### [WHAT YOU SHOULD DO]
Leave the pictures out and reproduce all the entries word for word.

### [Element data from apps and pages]
··········

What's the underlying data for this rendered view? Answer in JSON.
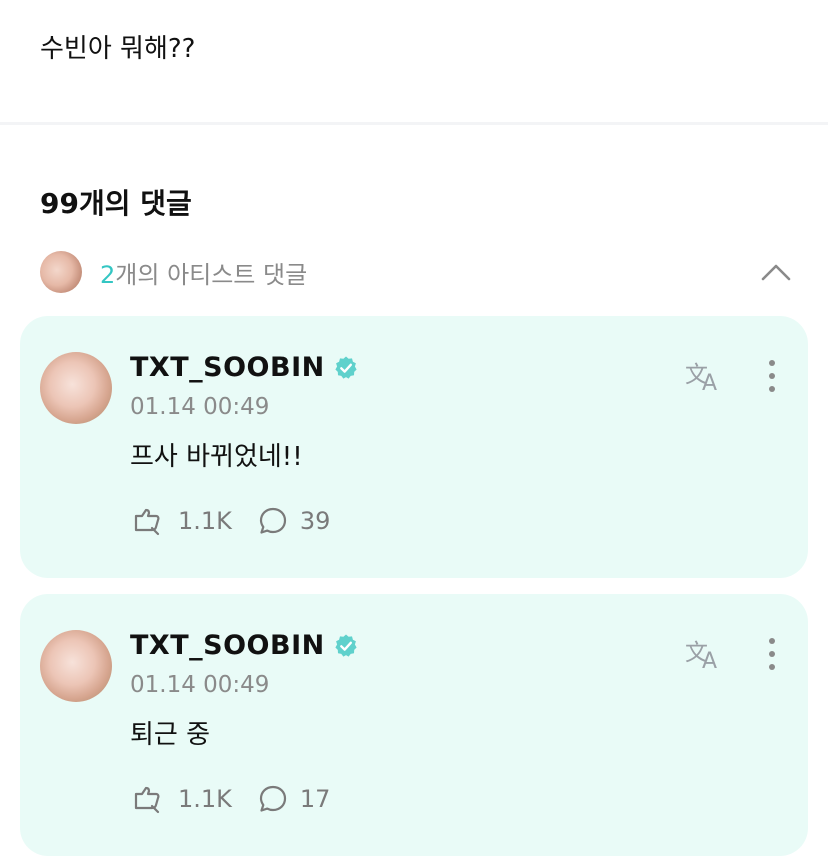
{
  "post": {
    "text": "수빈아 뭐해??"
  },
  "comments_header": {
    "count_label": "99개의 댓글"
  },
  "artist_comments": {
    "count": "2",
    "label_rest": "개의 아티스트 댓글"
  },
  "comments": [
    {
      "username": "TXT_SOOBIN",
      "time": "01.14 00:49",
      "text": "프사 바뀌었네!!",
      "likes": "1.1K",
      "replies": "39"
    },
    {
      "username": "TXT_SOOBIN",
      "time": "01.14 00:49",
      "text": "퇴근 중",
      "likes": "1.1K",
      "replies": "17"
    }
  ],
  "colors": {
    "accent": "#34c6c3",
    "card_bg": "#e9fbf7",
    "verified": "#5fd1cc"
  },
  "icons": [
    "chevron-up-icon",
    "verified-icon",
    "translate-icon",
    "more-icon",
    "like-icon",
    "reply-icon"
  ]
}
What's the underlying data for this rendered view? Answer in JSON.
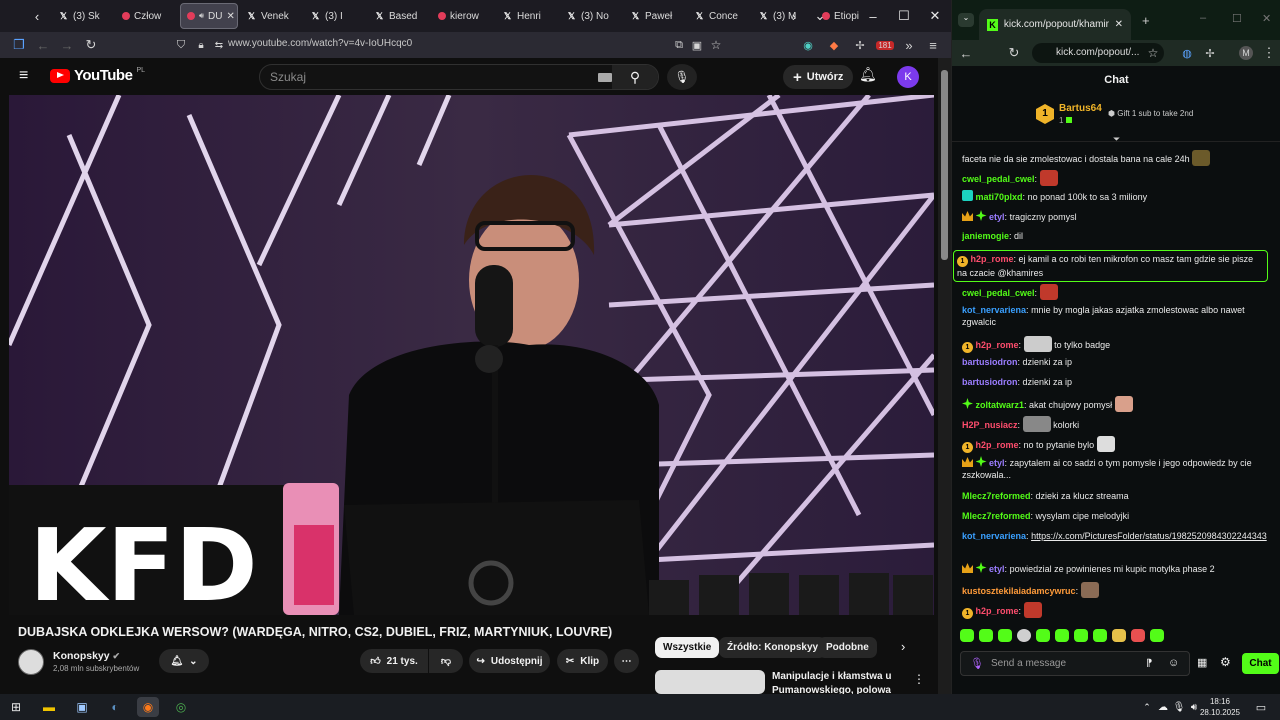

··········

### [ANSWER TO THIS TASK]
What's the underlying data for this rendered view? Answer in JSON.
{
  "post": {
    "text": "수빈아 뭐해??"
  },
  "comments_header": {
    "count_label": "99개의 댓글"
  },
  "artist_comments": {
    "count": "2",
    "label_rest": "개의 아티스트 댓글"
  },
  "comments": [
    {
      "username": "TXT_SOOBIN",
      "time": "01.14 00:49",
      "text": "프사 바뀌었네!!",
      "likes": "1.1K",
      "replies": "39"
    },
    {
      "username": "TXT_SOOBIN",
      "time": "01.14 00:49",
      "text": "퇴근 중",
      "likes": "1.1K",
      "replies": "17"
    }
  ],
  "colors": {
    "accent": "#34c6c3",
    "card_bg": "#e9fbf7",
    "verified": "#5fd1cc"
  },
  "icons": [
    "chevron-up-icon",
    "verified-icon",
    "translate-icon",
    "more-icon",
    "like-icon",
    "reply-icon"
  ]
}
What's the underlying data for this rendered view? Answer in JSON.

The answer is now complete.